Enter your email to read this article
Read news on any topic, in one place, from publishers like The Economist, FT, Bloomberg and more.

CIA sued over alleged spying on lawyers, journalists who met Assange

FILE PHOTO: Former U.S. Secretary of State Mike Pompeo speaks to an audience at the "American Freedom Tour" event in Memphis, Tennessee, U.S., June 18, 2022. REUTERS/Karen Pulfer Focht

A group of journalists and lawyers sued the CIA and its former director Mike Pompeo over allegations the intelligence agency spied on them when they visited WikiLeaks founder Julian Assange during his stay in Ecuador's embassy in London.

The lawsuit said that CIA under Pompeo violated the privacy rights of those American journalists and lawyers by allegedly spying on them. The plaintiffs include journalists Charles Glass and John Goetz and attorneys Margaret Kunstler and Deborah Hrbek, who have represented Assange.

FILE PHOTO: A glass door bears a commemorative seal marking 75 years at CIA headquarters in Langley, Virginia, U.S., July 8, 2022. REUTERS/Kevin Lamarque

"The United States Constitution shields American citizens from U.S. government overreach even when the activities take place in a foreign embassy in a foreign country," said Richard Roth, the lead attorney representing the plaintiffs.

The CIA, which declined to comment on the lawsuit, is prohibited from collecting intelligence on U.S. citizens, although several lawmakers have alleged that the agency maintains a secret repository of Americans' communications data.

Assange has appealed to the High Court in London to block his extradition to the United States to face criminal charges in a legal battle that has dragged on for more than a decade.

Monday's lawsuit was filed in the U.S. District Court for the Southern District of New York.

The filing said the journalists and lawyers were required to surrender their electronic devices to Undercover Global S.L., a private security company which at the time provided security to the embassy, before their visits to Assange. The lawsuit alleged the company copied that information and provided it to the CIA, which was then headed by Pompeo.

Assange spent seven years in the embassy before being dragged out and jailed in 2019.

Pompeo and Undercover Global S.L. could not immediately be reached for comment.

Assange is wanted by U.S. authorities on 18 counts, including a spying charge, related to WikiLeaks' release of confidential U.S. military records and diplomatic cables. His supporters say he is an anti-establishment hero who has been victimized because he exposed U.S. wrongdoing in conflicts in Afghanistan and Iraq.

(Additional reporting by Jonathan Landay; Editing by Richard Chang)

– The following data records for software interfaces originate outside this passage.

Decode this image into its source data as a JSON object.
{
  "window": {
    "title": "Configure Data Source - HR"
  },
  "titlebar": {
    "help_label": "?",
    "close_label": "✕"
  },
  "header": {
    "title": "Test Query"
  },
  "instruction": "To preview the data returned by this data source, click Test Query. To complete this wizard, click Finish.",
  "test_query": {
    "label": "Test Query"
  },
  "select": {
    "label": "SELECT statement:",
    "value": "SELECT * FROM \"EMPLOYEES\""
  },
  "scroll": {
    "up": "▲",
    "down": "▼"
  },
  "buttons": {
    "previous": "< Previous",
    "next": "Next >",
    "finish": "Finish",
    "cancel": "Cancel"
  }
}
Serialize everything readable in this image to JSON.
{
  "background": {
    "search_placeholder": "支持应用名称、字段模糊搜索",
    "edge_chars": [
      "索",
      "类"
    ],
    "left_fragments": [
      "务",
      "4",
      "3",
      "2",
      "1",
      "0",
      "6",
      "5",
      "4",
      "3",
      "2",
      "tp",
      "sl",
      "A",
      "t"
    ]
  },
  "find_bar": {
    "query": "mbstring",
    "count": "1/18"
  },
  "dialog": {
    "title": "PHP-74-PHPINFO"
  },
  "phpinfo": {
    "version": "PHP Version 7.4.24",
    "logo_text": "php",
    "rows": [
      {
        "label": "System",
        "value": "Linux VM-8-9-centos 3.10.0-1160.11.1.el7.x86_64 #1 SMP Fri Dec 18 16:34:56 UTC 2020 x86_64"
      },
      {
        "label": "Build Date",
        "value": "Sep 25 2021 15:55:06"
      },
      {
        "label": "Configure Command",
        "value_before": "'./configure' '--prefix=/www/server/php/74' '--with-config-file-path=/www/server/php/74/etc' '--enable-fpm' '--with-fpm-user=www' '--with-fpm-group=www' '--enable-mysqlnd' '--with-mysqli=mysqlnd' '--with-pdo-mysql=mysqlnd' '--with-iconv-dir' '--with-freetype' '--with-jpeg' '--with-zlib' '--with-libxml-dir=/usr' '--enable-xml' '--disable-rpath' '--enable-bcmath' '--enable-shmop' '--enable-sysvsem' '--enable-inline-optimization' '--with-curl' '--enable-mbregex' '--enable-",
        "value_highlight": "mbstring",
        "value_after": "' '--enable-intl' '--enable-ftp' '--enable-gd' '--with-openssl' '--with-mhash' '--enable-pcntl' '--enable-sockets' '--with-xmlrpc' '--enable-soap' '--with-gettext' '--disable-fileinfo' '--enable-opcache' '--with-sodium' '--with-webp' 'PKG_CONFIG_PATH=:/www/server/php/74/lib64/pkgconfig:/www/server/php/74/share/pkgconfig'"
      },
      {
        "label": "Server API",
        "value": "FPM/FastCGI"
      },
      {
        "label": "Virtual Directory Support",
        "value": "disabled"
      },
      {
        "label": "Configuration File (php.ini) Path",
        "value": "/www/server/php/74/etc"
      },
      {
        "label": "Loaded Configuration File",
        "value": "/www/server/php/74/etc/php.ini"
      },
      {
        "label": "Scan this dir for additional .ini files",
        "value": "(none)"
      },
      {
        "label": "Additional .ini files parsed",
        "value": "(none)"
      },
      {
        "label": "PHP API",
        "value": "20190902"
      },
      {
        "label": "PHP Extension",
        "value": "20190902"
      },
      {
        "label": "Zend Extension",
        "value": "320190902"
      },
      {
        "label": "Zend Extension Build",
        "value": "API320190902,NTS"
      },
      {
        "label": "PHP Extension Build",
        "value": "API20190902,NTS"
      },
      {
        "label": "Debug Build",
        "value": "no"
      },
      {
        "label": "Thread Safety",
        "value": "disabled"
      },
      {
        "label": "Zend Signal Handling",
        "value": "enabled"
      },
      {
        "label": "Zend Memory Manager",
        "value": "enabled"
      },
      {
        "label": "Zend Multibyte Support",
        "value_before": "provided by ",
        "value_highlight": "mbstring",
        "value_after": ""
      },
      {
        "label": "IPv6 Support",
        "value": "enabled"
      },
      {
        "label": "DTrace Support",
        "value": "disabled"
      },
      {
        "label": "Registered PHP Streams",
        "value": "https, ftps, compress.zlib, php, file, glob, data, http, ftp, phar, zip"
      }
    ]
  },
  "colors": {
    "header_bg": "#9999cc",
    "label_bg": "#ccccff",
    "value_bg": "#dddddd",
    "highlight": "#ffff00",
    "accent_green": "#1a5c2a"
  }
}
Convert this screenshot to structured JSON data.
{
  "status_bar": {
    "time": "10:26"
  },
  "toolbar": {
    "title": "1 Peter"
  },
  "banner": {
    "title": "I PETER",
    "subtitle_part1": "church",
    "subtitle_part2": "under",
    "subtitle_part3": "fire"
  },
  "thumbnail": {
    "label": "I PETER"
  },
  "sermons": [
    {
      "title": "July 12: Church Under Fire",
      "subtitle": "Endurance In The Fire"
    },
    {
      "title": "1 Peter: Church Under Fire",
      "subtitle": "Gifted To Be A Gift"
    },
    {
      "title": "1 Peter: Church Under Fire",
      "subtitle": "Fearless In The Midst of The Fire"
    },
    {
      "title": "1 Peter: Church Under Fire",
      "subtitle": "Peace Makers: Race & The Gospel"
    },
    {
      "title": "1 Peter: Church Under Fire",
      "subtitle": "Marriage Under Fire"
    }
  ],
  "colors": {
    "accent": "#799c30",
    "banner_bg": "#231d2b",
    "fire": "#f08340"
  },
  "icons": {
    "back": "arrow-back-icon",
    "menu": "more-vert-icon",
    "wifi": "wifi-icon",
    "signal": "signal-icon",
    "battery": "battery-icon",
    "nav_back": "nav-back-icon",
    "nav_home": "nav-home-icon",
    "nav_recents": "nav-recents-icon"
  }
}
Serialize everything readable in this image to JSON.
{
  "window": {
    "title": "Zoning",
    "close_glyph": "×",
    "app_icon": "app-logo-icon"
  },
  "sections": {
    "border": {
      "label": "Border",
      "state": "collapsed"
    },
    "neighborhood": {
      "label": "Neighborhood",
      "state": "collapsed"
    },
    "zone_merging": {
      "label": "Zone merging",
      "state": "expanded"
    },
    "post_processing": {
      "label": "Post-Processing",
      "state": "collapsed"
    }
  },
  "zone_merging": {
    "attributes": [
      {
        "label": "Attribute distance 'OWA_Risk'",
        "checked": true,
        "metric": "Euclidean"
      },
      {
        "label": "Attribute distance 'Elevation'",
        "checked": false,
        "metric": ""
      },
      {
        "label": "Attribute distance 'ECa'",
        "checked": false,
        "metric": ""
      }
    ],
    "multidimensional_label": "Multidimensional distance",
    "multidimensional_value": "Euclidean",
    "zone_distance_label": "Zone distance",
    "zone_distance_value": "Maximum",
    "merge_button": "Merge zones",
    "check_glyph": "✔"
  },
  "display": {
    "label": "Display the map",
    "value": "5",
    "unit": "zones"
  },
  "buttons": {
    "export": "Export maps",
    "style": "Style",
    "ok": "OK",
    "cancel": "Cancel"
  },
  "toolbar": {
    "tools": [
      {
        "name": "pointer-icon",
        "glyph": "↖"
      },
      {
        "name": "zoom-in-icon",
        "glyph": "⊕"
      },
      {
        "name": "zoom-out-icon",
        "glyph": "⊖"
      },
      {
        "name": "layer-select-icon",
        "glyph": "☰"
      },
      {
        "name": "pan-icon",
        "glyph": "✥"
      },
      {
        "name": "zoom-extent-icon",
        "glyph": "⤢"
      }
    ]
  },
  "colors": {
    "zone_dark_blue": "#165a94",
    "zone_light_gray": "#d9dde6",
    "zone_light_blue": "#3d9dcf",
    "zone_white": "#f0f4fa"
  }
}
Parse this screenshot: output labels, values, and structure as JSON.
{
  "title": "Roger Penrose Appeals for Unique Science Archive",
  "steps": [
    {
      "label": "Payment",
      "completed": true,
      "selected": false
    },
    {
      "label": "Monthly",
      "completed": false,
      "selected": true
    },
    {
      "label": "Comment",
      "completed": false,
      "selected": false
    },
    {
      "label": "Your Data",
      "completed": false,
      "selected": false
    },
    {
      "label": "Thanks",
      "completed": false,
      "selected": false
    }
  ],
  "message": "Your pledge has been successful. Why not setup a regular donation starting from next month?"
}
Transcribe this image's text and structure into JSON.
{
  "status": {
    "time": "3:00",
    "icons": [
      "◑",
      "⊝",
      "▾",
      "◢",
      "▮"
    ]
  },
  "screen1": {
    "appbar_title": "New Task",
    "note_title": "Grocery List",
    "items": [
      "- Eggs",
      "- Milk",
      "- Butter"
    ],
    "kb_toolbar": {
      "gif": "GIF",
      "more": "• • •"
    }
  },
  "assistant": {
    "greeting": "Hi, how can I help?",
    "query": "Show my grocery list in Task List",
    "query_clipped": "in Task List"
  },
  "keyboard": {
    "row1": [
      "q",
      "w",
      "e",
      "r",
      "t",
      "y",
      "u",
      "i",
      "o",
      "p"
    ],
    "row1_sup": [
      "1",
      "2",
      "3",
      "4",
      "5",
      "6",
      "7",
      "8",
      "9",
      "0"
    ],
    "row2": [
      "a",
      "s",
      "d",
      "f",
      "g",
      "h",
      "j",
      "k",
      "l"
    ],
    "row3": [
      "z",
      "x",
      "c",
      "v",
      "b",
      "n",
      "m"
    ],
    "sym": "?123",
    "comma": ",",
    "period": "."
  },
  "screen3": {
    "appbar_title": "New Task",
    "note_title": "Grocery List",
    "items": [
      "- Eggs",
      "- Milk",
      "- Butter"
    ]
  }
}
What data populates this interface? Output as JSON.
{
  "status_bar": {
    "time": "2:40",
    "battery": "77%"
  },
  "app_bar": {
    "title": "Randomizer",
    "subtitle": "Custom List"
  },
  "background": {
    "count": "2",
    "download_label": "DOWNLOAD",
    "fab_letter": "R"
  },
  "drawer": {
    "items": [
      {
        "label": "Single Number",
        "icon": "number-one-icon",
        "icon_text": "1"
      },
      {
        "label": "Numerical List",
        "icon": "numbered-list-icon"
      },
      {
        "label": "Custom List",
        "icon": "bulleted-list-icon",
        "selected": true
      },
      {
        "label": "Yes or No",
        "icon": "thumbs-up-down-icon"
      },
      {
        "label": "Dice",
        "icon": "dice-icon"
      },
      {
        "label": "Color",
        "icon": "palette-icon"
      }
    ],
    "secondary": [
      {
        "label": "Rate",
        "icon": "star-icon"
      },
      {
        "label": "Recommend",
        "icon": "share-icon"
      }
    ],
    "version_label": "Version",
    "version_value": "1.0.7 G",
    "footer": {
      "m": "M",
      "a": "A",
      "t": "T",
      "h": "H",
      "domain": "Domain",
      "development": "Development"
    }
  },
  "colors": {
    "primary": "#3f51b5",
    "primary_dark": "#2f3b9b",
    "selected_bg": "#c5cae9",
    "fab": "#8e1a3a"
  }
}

Related Stories
CIA sued for allegedly surveilling Americans who met with Assange
A group of lawyers and journalists are suing the CIA, alleging that their privacy rights were violated.
From analysis to the latest developments in health, read the most diverse news in one place.
Journalists and lawyers file lawsuit against CIA over ‘spying’ on Assange visits
The WikiLeaks founder is being held in London’s Belmarsh prison as he fights extradition to the US.
Assange lawyers sue CIA for spying on them
Washington (AFP) - Lawyers for WikiLeaks founder Julian Assange sued the US Central Intelligence Agency and its former director Mike Pompeo on Monday, alleging it recorded their conversations and copied data from their phones and computers.
Lawsuit alleges CIA got phone contents from Assange visitors
Two lawyers and two journalists are suing the CIA, saying the agency obtained copies of the contents of their electronic devices and helped enable the recording of their meetings with WikiLeaks founder Julian Assange
Judge: Family can't sue Lebanon over dead man's captivity
A judge has denied a family’s attempt to sue Lebanon on allegations that the country’s security agency kidnapped and tortured their family member before he died in the U.S. The family’s lawsuit filed last year against Iran says Amer Fakhoury developed lymphoma and other serious medical issues while imprisoned during…
One place to find news on any topic, from hundreds of sites.
You don't have to be a spy to violate the Espionage Act – and other crucial facts about the law Trump may have broken
The federal court-authorized search of former President Donald Trump’s Florida estate has brought renewed attention to the obscure but infamous law known as the Espionage Act of 1917. A section of the law was listed as one of three potential violations under Justice Department investigation.